The Irish government has apologized after a portrait of Che Guevara was featured as part of an exhibit at Miami International Airport portraying the most famous Irish people in Latin America. The exhibit of huge murals was to celebrate direct flights to Ireland from Miami.
The Irish Embassy said the Che poster was not supposed to be included in the exhibit. “It was removed as soon as we discovered the error this morning,” said Carol Jordan, communications director. “We fully understand the sensitivity and deeply regret the error.”
The exile Cuban community in Miami detest Che Guevara, who was right-hand man to Fidel Castro who drove Cubans who opposed him into exile.
The Che image, displayed at the airport's E terminal, was the famous one created in 1968 by the Irish artist Jim Fitzpatrick.
“The photo of Che is no longer there, they took it away,” an airport employee told the Miami Herald.
“I saw it last night and I did not agree with it being on display. They should have put another photo of celebrities from Cuba, but not Che, who was a murderer. That's good to put it in Cuba or Venezuela, where there are communists, but not here.”
Greg Chin, director of communications at the airport, told el Nuevo Herald that airport authorities told organizers that the Che poster would not be part of the display out of concern for the Cuban exile community.
The Che poster was removed early Friday. “He was not at the airport for even 12 hours,” Chin said.
The Miami mayor’s office said it “deeply regrets” the incident and had no knowledge of the Che poster.
Guevara’s Irish ancestry comes from his paternal grandmother, Ana Isabel Lynch.

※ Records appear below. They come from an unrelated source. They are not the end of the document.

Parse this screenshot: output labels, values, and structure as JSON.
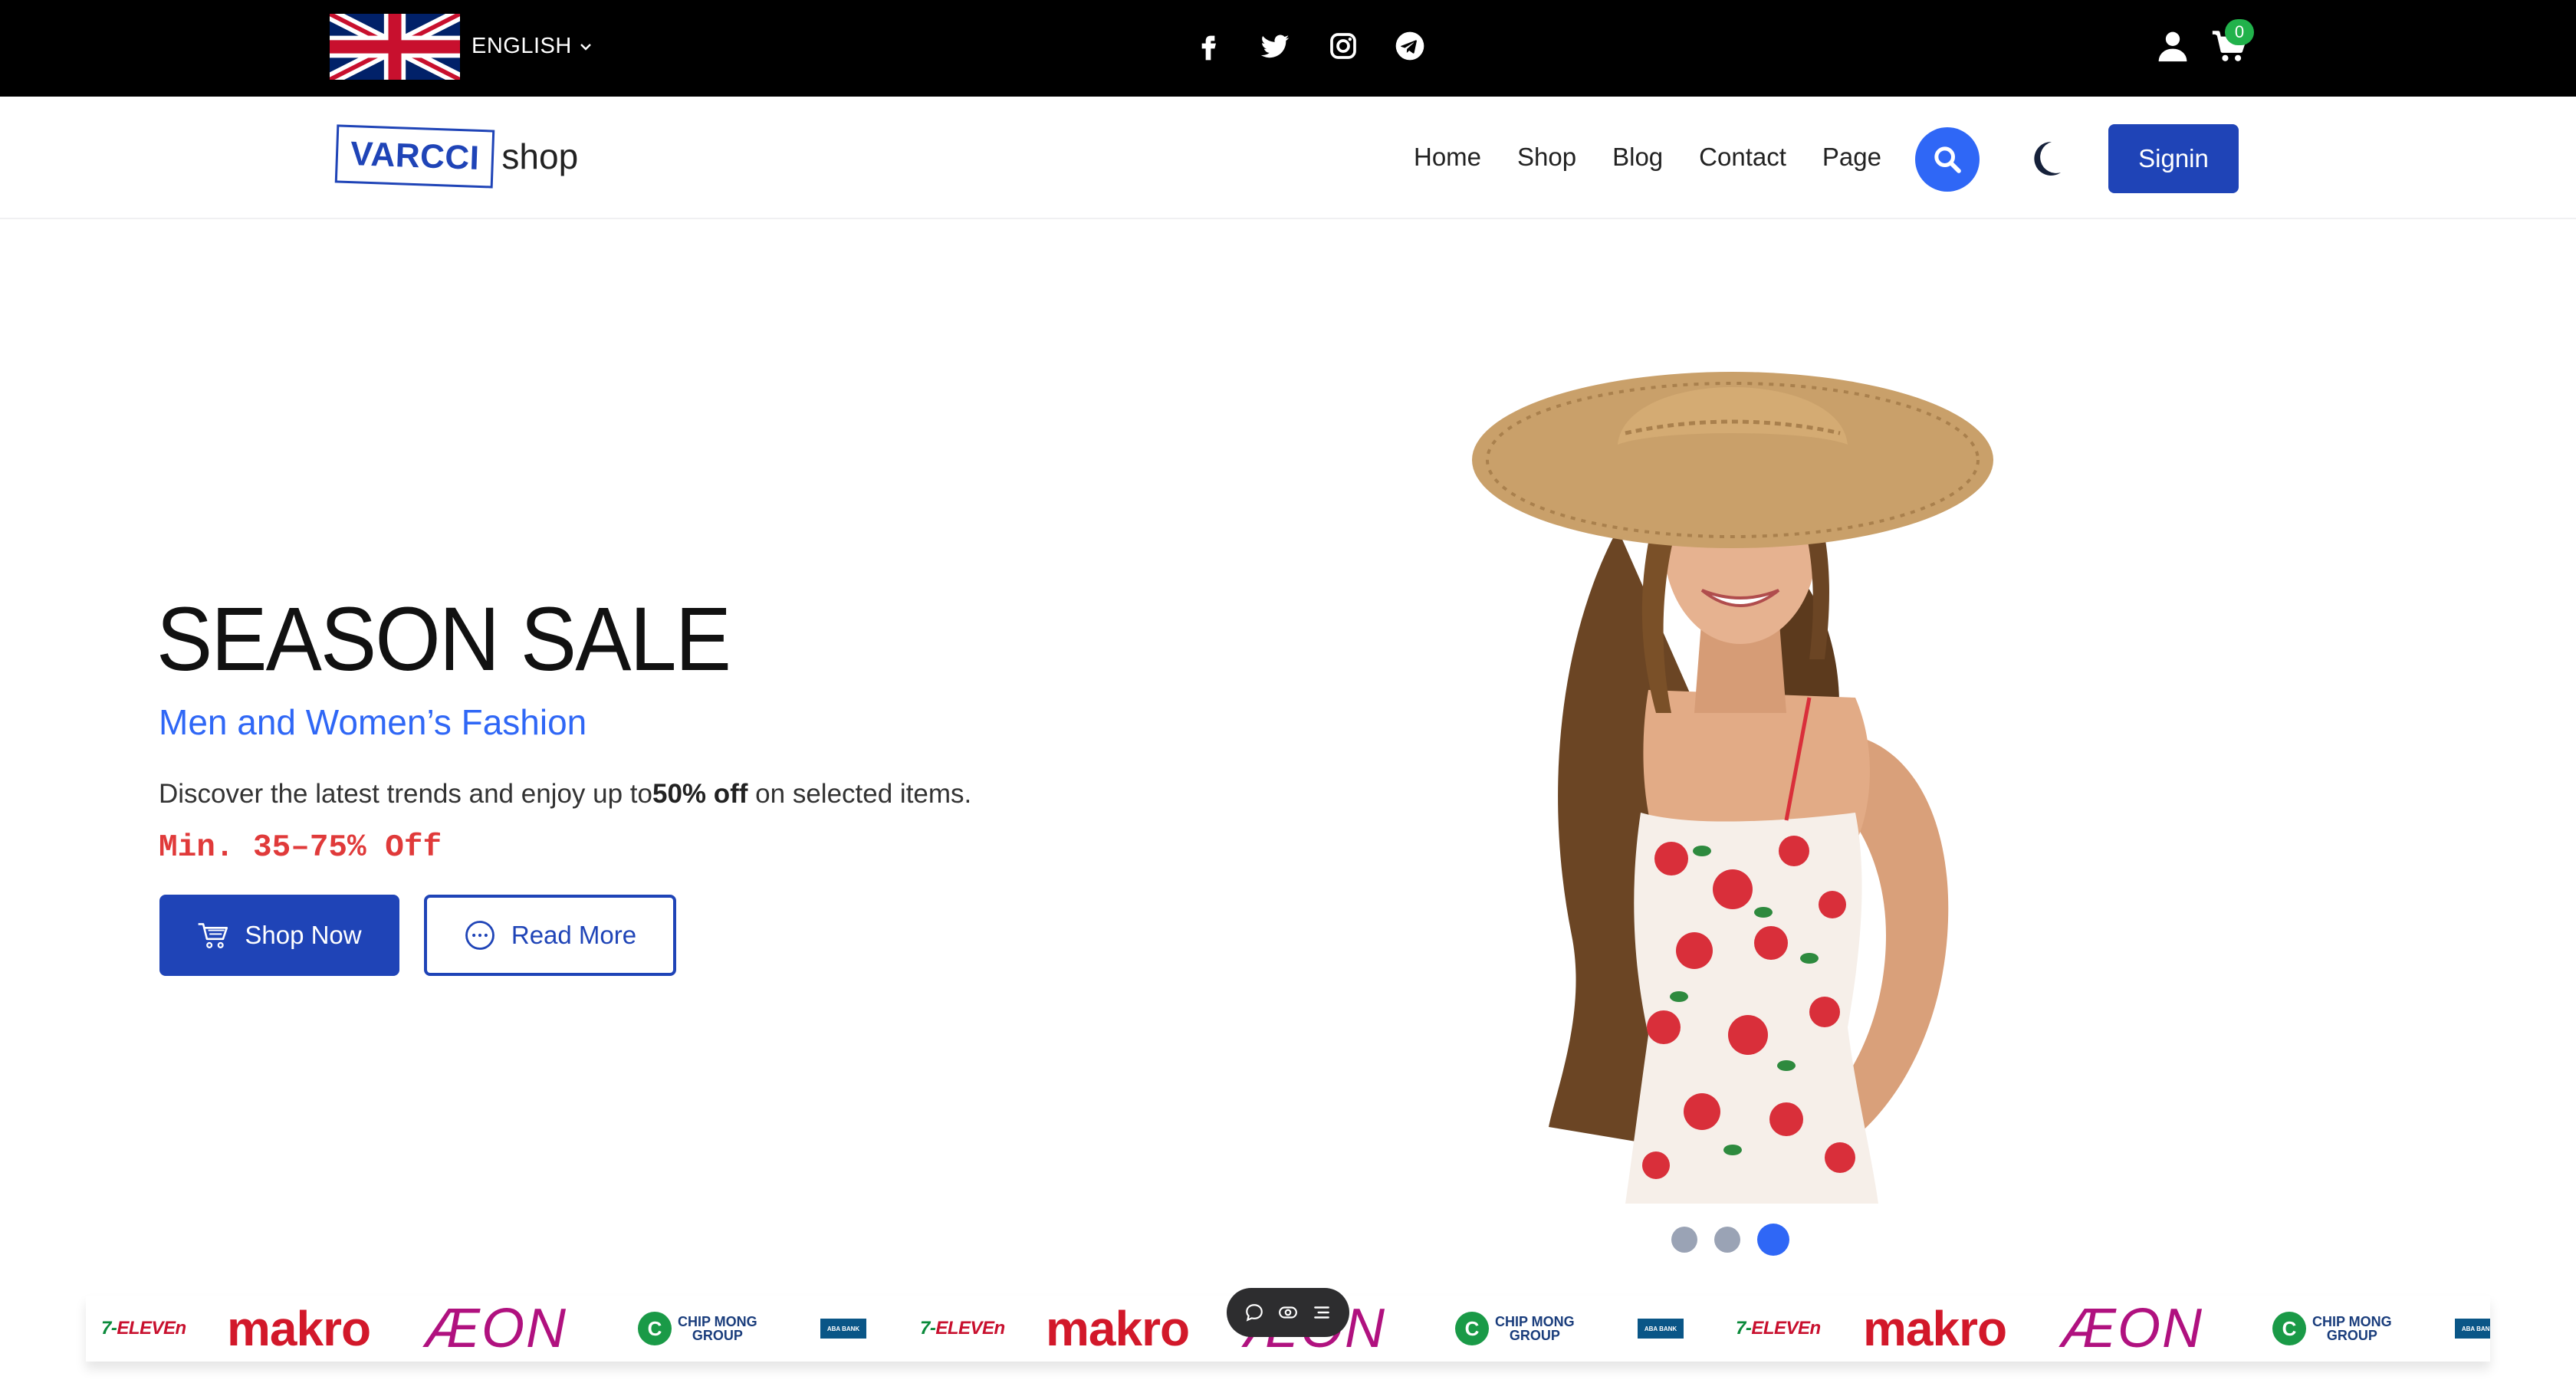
{
  "topbar": {
    "language_label": "ENGLISH",
    "social_icons": [
      "facebook-icon",
      "twitter-icon",
      "instagram-icon",
      "telegram-icon"
    ],
    "cart_count": "0"
  },
  "nav": {
    "logo_boxed": "VARCCI",
    "logo_text": "shop",
    "links": [
      "Home",
      "Shop",
      "Blog",
      "Contact",
      "Page"
    ],
    "signin_label": "Signin"
  },
  "hero": {
    "title": "SEASON SALE",
    "subtitle": "Men and Women’s Fashion",
    "description_before": "Discover the latest trends and enjoy up to",
    "description_bold": "50% off",
    "description_after": " on selected items.",
    "discount": "Min. 35–75% Off",
    "shop_now_label": "Shop Now",
    "read_more_label": "Read More",
    "slide_count": 3,
    "active_slide": 3
  },
  "brands": {
    "seven_eleven_num": "7-",
    "seven_eleven": "ELEVEn",
    "makro": "makro",
    "aeon": "ÆON",
    "chip_mong_line1": "CHIP MONG",
    "chip_mong_line2": "GROUP",
    "aba": "ABA BANK"
  },
  "colors": {
    "accent_blue": "#1f44b7",
    "bright_blue": "#2f67f6",
    "discount_red": "#e03a3a",
    "cart_badge_green": "#21b24b"
  }
}
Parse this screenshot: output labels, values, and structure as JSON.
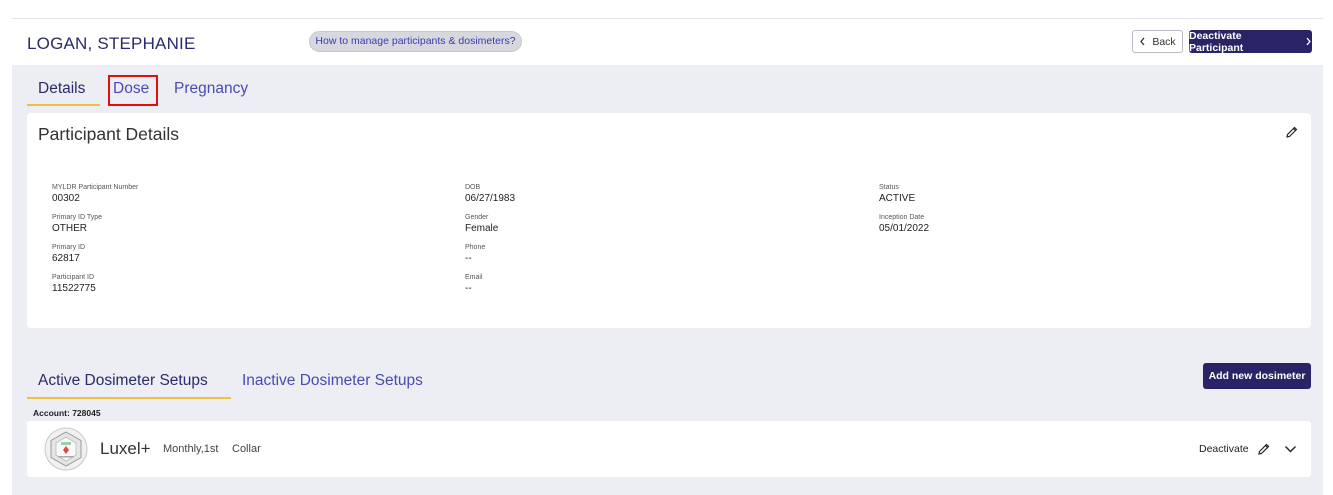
{
  "participant": {
    "name": "LOGAN, STEPHANIE"
  },
  "help": {
    "label": "How to manage participants & dosimeters?"
  },
  "actions": {
    "back_label": "Back",
    "deactivate_label": "Deactivate Participant"
  },
  "tabs": [
    {
      "label": "Details"
    },
    {
      "label": "Dose"
    },
    {
      "label": "Pregnancy"
    }
  ],
  "details_card": {
    "title": "Participant Details",
    "fields": {
      "mpn_label": "MYLDR Participant Number",
      "mpn_value": "00302",
      "pidtype_label": "Primary ID Type",
      "pidtype_value": "OTHER",
      "pid_label": "Primary ID",
      "pid_value": "62817",
      "partid_label": "Participant ID",
      "partid_value": "11522775",
      "dob_label": "DOB",
      "dob_value": "06/27/1983",
      "gender_label": "Gender",
      "gender_value": "Female",
      "phone_label": "Phone",
      "phone_value": "--",
      "email_label": "Email",
      "email_value": "--",
      "status_label": "Status",
      "status_value": "ACTIVE",
      "inception_label": "Inception Date",
      "inception_value": "05/01/2022"
    }
  },
  "dosimeter_tabs": [
    {
      "label": "Active Dosimeter Setups"
    },
    {
      "label": "Inactive Dosimeter Setups"
    }
  ],
  "add_dosimeter_label": "Add new dosimeter",
  "account_label": "Account: 728045",
  "dosimeters": [
    {
      "product": "Luxel+",
      "frequency": "Monthly,1st",
      "location": "Collar",
      "action": "Deactivate"
    }
  ],
  "colors": {
    "brand_dark": "#282466",
    "tab_underline": "#f0c040",
    "highlight_box": "#e01010",
    "background": "#eceef3"
  }
}
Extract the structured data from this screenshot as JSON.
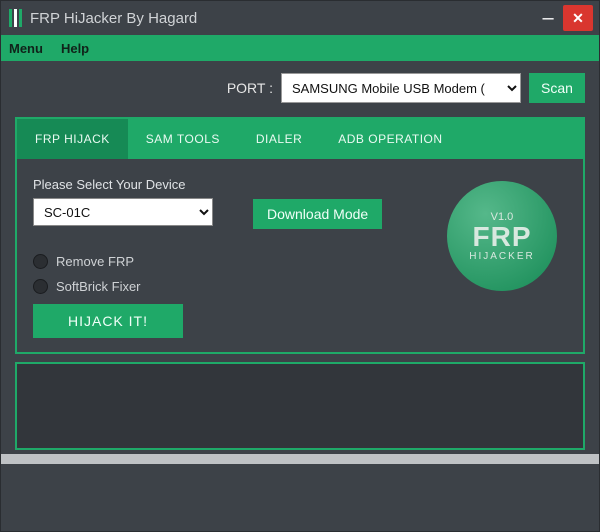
{
  "window": {
    "title": "FRP HiJacker By Hagard",
    "minimize": "–",
    "close": "✕"
  },
  "menu": {
    "menu": "Menu",
    "help": "Help"
  },
  "port": {
    "label": "PORT :",
    "selected": "SAMSUNG Mobile USB Modem (",
    "scan": "Scan"
  },
  "tabs": {
    "frp": "FRP HIJACK",
    "sam": "SAM TOOLS",
    "dialer": "DIALER",
    "adb": "ADB OPERATION"
  },
  "panel": {
    "device_label": "Please Select Your Device",
    "device_value": "SC-01C",
    "download_mode": "Download Mode",
    "remove_frp": "Remove FRP",
    "softbrick": "SoftBrick Fixer",
    "hijack_it": "HIJACK IT!"
  },
  "logo": {
    "version": "V1.0",
    "main": "FRP",
    "sub": "HIJACKER"
  }
}
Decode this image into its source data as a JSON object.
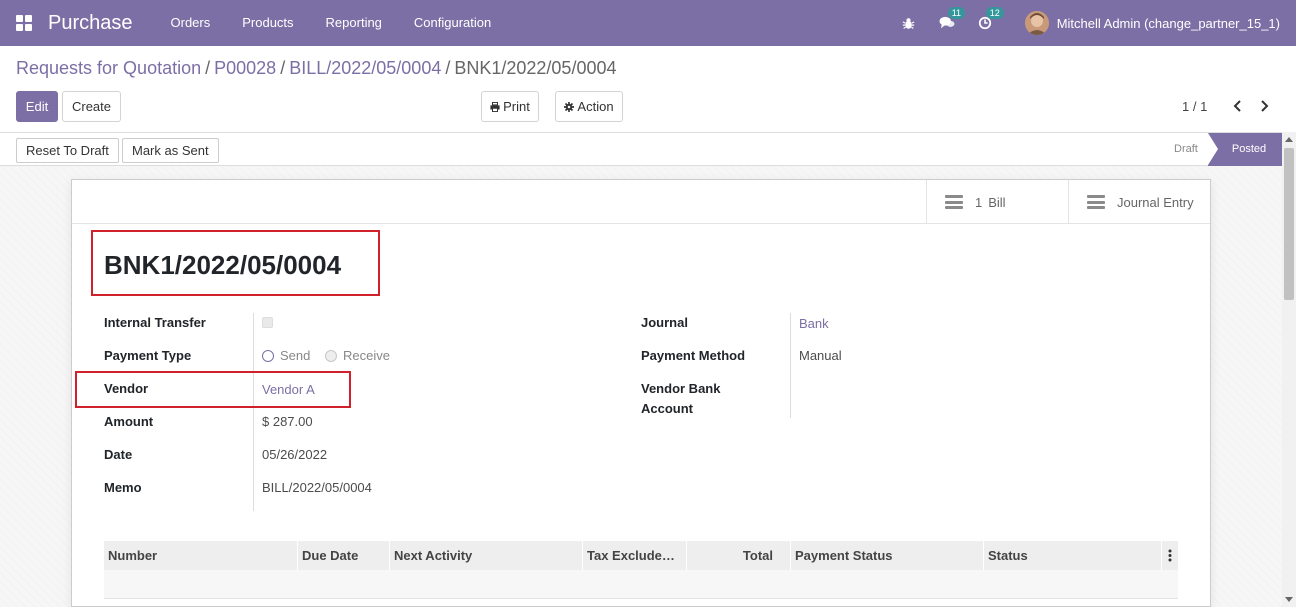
{
  "navbar": {
    "app_name": "Purchase",
    "menu": [
      "Orders",
      "Products",
      "Reporting",
      "Configuration"
    ],
    "messages_count": "11",
    "activities_count": "12",
    "user_name": "Mitchell Admin (change_partner_15_1)"
  },
  "breadcrumb": {
    "items": [
      "Requests for Quotation",
      "P00028",
      "BILL/2022/05/0004"
    ],
    "current": "BNK1/2022/05/0004"
  },
  "control": {
    "edit": "Edit",
    "create": "Create",
    "print": "Print",
    "action": "Action",
    "pager": "1 / 1"
  },
  "statusbar": {
    "reset_to_draft": "Reset To Draft",
    "mark_as_sent": "Mark as Sent",
    "stages": [
      "Draft",
      "Posted"
    ],
    "active_stage": "Posted"
  },
  "smart_buttons": {
    "bill_count": "1",
    "bill_label": "Bill",
    "journal_entry": "Journal Entry"
  },
  "record": {
    "name": "BNK1/2022/05/0004"
  },
  "fields_left": {
    "internal_transfer_label": "Internal Transfer",
    "payment_type_label": "Payment Type",
    "payment_type_send": "Send",
    "payment_type_receive": "Receive",
    "vendor_label": "Vendor",
    "vendor_value": "Vendor A",
    "amount_label": "Amount",
    "amount_value": "$ 287.00",
    "date_label": "Date",
    "date_value": "05/26/2022",
    "memo_label": "Memo",
    "memo_value": "BILL/2022/05/0004"
  },
  "fields_right": {
    "journal_label": "Journal",
    "journal_value": "Bank",
    "payment_method_label": "Payment Method",
    "payment_method_value": "Manual",
    "vendor_bank_label_1": "Vendor Bank",
    "vendor_bank_label_2": "Account"
  },
  "table": {
    "columns": [
      "Number",
      "Due Date",
      "Next Activity",
      "Tax Exclude…",
      "Total",
      "Payment Status",
      "Status"
    ]
  },
  "colors": {
    "brand": "#7c6fa5",
    "highlight": "#d0202a"
  }
}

Guevara visited Ireland on one occasion and traced his Irish roots.